If the veterans that were expected to add depth scoring get their horses free from the post the Flames could be a very well rounded team as the season marches on.
Flames fans having endured seven seasons of bleak losing hockey still had their party hats on from 2004 when the 2005-06 campaign kicked off.
They were ready - ready to cheer, run up and down the Red Mile and enjoy life from the penthouse given all of the early season prognostications.
Instead they were served a heaping dish of concern as the Flames stumbled out of the gates, giving the city a heart failure.
Didn't see this coming …
The new NHL was well advertised and expected, so it's been a very odd sight to see hockey split in two conferences of style the way of Major League Baseball.
Sure the rules are the same, there isn't a designated hitter rule to split the two camps into two distinct games, but the style of play out East (high octane offence with little concern for defence) has been night and day to the still defensive minded West.
Eastern Conference teams have averaged 3.27 goals per game (860 goals on 263 games played through Monday night), while the West has only garnered 2.96 goals per game (809 goals in ten more games). That's quite a significant change, one that will be interesting to watch as the season plays out.
Will it make a difference come playoff time if one side is used to grinding it out while the other will be forced to clamp down?
This may sadden some, but the Flames will lose a hockey game before the season winds down in April.
Yes … yes it's true.

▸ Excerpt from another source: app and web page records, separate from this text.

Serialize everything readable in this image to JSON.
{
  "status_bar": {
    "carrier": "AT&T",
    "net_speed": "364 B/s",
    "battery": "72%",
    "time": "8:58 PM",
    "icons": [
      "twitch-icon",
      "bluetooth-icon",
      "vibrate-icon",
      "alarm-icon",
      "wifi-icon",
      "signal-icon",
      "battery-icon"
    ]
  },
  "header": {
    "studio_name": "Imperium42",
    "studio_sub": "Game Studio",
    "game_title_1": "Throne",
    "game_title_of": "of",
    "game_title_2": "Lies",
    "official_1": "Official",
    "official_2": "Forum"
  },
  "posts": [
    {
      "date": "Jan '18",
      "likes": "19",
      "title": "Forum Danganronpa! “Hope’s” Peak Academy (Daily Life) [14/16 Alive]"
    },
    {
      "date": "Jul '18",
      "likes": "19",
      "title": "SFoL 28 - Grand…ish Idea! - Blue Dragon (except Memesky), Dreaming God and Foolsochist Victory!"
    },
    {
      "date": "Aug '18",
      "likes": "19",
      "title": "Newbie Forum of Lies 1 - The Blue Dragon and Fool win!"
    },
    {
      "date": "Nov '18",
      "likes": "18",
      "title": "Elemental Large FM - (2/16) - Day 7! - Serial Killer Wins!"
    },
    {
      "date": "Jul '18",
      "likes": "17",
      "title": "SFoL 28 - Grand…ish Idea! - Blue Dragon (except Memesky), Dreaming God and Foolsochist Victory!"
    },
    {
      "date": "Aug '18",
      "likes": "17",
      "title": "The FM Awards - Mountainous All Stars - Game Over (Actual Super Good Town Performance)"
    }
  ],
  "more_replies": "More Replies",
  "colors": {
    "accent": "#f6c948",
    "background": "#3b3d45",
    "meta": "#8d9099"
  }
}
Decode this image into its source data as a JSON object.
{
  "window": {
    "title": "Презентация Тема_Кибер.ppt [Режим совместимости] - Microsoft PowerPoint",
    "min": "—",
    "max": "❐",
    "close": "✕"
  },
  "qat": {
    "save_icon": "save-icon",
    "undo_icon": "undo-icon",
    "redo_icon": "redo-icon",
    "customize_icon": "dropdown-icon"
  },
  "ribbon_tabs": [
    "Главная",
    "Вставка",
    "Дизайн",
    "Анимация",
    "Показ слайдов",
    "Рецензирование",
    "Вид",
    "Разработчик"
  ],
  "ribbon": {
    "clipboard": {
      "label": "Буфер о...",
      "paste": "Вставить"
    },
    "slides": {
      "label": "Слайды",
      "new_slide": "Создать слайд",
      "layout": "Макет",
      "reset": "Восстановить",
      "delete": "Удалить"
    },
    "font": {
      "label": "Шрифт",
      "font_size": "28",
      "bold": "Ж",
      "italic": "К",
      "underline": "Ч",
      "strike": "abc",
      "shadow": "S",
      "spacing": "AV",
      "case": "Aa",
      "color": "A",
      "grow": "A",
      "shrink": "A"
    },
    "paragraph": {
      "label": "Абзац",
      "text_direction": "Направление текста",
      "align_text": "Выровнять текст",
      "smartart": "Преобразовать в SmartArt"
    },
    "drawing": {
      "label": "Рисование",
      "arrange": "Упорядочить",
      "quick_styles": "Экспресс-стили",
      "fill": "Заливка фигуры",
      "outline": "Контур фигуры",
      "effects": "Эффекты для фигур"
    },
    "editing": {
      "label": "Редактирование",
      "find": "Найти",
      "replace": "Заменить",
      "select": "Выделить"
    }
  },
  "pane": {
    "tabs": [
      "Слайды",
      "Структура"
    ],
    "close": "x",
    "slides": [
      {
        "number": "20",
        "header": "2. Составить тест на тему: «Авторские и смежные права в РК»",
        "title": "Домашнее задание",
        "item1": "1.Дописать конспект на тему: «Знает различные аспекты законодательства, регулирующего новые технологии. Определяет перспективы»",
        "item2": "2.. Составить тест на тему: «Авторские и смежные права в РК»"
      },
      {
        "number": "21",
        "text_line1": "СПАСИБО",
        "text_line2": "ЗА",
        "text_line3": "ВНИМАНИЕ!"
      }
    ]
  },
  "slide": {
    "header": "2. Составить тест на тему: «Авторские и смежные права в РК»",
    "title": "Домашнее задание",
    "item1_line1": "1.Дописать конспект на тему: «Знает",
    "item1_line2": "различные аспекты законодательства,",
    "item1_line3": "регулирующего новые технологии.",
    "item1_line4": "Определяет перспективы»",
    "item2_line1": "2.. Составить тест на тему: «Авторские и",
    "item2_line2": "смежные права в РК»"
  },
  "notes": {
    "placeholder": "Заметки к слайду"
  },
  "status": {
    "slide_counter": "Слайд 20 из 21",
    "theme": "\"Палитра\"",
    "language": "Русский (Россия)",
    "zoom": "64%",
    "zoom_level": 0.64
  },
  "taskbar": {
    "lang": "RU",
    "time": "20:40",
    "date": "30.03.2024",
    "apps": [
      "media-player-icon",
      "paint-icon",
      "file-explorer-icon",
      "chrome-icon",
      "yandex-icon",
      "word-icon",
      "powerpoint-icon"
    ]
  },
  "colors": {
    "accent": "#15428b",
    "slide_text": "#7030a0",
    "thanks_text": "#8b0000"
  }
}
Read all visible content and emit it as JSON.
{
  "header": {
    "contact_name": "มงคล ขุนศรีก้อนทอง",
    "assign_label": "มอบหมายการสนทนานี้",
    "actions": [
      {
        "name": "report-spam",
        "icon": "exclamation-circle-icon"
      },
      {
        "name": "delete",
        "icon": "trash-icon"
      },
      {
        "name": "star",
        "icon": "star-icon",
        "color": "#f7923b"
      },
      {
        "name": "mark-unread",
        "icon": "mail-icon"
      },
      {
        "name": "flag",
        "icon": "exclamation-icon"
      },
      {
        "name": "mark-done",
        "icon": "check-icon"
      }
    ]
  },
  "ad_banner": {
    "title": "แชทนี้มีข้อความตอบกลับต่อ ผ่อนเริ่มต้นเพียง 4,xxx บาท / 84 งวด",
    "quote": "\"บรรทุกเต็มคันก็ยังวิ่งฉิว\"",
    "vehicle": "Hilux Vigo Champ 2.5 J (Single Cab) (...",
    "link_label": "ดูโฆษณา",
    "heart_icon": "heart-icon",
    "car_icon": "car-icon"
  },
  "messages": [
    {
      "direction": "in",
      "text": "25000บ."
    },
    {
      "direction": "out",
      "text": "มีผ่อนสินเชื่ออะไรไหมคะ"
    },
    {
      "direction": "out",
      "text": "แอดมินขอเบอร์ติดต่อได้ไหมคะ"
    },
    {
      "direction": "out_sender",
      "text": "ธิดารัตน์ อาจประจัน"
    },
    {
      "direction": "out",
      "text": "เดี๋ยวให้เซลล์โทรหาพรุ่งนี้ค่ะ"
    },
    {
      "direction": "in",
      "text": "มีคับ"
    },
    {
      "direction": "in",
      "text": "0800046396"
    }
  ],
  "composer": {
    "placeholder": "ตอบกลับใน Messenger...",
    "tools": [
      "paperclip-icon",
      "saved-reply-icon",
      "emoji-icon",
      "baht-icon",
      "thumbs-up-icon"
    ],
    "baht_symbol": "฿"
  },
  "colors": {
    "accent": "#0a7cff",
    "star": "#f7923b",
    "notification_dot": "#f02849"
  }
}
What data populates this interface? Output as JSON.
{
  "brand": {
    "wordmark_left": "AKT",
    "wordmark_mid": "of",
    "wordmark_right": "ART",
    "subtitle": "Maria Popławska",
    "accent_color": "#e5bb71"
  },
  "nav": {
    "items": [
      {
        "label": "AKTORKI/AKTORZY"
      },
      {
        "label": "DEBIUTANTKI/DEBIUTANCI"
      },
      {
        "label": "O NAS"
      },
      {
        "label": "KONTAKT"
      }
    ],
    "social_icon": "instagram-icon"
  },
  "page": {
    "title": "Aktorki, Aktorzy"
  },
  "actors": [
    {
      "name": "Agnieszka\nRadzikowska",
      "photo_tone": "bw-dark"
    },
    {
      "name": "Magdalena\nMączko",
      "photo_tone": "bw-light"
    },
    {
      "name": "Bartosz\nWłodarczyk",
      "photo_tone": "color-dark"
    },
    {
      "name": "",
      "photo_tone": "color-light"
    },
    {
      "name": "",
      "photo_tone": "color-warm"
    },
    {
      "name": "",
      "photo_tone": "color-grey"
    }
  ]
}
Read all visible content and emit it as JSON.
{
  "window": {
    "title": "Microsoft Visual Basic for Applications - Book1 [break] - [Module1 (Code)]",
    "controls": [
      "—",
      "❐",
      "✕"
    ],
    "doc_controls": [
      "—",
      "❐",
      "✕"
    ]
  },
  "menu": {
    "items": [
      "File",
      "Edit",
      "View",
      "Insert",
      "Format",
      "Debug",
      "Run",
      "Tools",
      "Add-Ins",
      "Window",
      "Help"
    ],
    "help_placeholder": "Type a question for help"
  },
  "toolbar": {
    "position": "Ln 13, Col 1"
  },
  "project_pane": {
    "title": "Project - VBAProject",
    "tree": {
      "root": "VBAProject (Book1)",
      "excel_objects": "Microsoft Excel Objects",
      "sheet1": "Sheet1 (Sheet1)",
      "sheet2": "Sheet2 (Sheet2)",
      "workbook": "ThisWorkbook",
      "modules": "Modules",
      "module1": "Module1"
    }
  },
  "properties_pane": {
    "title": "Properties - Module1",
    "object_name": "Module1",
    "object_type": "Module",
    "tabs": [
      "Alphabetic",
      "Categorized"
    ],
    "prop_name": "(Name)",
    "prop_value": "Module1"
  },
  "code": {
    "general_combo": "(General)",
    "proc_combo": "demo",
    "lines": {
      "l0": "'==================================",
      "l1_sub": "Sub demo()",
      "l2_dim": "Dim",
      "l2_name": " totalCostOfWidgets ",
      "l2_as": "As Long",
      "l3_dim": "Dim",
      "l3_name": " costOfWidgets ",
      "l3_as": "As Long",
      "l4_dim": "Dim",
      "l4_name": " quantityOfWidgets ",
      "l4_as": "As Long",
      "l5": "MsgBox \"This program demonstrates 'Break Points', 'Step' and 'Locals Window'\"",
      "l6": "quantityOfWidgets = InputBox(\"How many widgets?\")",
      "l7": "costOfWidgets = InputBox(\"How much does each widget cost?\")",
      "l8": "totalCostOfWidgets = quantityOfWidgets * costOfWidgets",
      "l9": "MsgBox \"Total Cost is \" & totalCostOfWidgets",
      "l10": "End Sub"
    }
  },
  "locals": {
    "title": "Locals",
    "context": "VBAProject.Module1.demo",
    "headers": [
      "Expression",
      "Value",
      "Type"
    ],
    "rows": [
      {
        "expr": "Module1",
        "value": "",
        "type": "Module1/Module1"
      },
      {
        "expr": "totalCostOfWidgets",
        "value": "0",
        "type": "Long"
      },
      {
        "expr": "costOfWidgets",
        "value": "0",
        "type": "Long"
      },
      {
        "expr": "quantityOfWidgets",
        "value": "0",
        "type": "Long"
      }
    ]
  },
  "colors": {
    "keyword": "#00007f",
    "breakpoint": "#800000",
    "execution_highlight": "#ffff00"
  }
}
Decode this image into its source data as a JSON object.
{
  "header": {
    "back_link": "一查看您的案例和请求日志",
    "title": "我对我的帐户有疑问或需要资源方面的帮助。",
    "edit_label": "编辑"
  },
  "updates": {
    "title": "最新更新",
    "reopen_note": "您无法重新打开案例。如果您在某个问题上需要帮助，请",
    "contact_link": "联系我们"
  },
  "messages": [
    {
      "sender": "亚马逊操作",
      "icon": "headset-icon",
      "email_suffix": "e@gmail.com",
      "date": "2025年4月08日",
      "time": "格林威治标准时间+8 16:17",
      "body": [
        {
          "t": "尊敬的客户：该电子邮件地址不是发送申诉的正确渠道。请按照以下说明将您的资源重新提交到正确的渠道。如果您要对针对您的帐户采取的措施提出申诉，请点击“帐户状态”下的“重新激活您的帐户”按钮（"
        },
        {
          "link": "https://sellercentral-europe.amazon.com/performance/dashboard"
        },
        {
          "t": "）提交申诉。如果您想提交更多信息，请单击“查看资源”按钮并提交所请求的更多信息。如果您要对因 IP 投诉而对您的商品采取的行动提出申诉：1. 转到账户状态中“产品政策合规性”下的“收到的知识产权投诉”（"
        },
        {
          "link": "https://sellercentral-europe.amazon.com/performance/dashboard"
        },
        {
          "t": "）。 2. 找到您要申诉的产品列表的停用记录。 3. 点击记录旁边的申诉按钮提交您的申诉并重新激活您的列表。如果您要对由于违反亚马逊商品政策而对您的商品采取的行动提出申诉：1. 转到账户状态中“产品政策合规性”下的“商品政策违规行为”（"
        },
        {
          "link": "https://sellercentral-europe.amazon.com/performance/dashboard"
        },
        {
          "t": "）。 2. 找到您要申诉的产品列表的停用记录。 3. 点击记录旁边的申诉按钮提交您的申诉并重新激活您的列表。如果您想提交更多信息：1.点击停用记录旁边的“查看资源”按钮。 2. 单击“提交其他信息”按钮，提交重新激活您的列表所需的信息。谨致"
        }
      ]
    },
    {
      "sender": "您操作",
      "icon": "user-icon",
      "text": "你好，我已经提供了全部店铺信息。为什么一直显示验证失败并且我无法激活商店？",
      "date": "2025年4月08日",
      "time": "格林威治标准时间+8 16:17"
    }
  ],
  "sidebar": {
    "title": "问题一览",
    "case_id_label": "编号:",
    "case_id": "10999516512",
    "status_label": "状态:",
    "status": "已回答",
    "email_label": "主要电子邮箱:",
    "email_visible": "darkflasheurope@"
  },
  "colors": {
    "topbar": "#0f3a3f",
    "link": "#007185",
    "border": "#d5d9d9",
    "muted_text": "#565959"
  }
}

However, successful campaigns in the 30 team NHL have always been about extending the highs and putting a clamp on the lows. The Flames seven game stretch to close out the first quarter essentially wiped clean and more a tough start that had the team struggling to find its way.
If the team keeps their two game skids to a minimum in the next quarter they should be in very good shape when they turn the corner to the second half, likely firmly entrenched in a playoff spot.
That gut wrenching hunt for a playoff spot might have been a great prelude to an unexpected playoff ride, but this time around the crazed fan base running down the Red Mile should have calmer nerves and much more ready to drink tummies.
If that's possible.